*Exercise description*. Here is a block of records. Copy every line in it that includes "label".

*Dataset records*.
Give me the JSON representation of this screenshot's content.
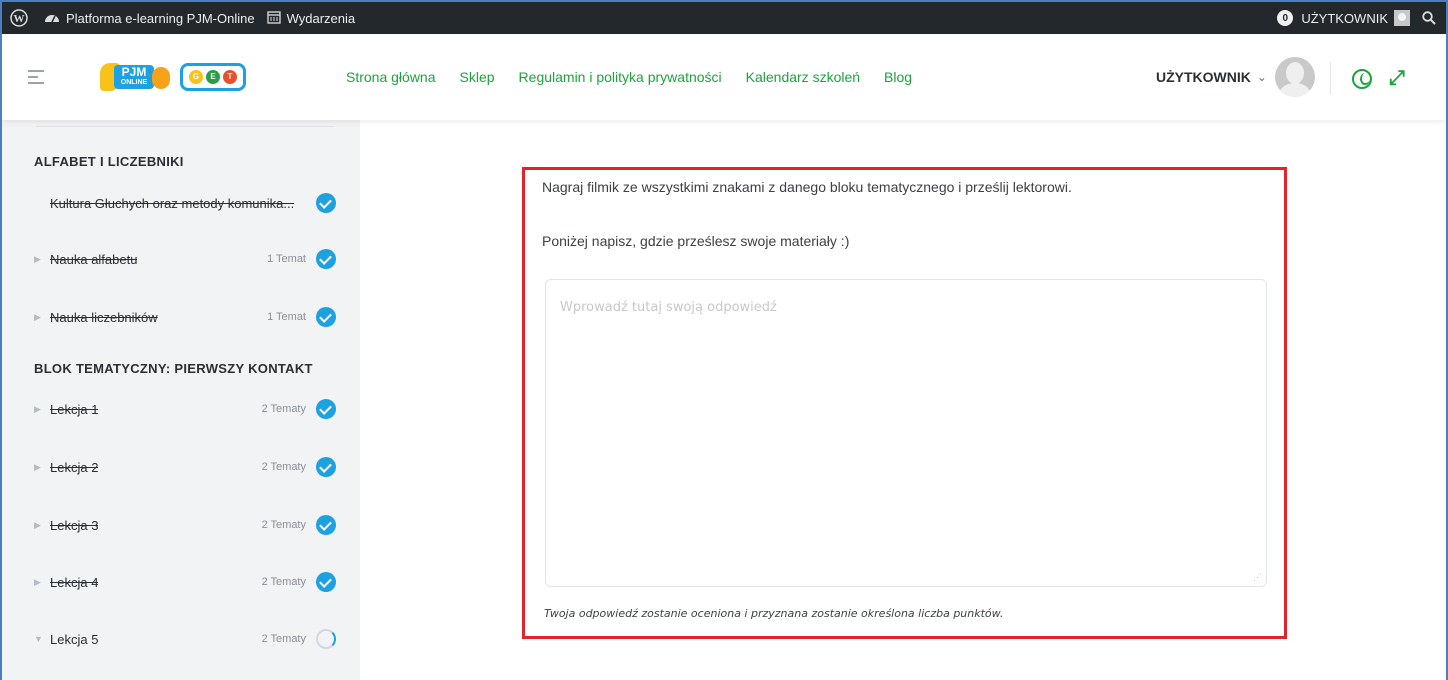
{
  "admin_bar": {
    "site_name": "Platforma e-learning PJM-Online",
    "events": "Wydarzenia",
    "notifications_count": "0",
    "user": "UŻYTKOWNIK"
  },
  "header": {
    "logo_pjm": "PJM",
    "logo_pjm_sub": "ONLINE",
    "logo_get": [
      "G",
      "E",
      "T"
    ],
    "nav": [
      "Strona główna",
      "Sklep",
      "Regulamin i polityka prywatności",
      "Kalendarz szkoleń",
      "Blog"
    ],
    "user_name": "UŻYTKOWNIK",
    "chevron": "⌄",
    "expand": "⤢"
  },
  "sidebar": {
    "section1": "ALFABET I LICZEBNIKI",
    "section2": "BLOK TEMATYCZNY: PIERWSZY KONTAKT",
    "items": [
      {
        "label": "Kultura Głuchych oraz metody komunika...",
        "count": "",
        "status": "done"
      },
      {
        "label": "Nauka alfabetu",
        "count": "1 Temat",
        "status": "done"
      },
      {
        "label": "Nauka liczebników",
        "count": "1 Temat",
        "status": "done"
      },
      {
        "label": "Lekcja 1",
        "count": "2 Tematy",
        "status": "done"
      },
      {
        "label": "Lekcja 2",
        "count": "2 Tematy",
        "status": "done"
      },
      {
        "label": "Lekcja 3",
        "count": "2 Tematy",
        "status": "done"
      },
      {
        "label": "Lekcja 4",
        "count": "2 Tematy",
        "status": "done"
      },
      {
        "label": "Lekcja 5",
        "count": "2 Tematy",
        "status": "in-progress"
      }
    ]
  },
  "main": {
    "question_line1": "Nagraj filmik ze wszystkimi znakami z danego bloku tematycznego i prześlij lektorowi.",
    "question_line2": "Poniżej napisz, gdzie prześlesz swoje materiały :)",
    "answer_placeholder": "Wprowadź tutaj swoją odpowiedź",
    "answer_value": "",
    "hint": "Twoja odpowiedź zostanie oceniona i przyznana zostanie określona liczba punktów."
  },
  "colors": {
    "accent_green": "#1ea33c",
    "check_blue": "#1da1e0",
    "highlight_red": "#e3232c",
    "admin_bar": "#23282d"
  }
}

*Written response*.
        "label": "Kultura Głuchych oraz metody komunika...",
        "label": "Nauka alfabetu",
        "label": "Nauka liczebników",
        "label": "Lekcja 1",
        "label": "Lekcja 2",
        "label": "Lekcja 3",
        "label": "Lekcja 4",
        "label": "Lekcja 5",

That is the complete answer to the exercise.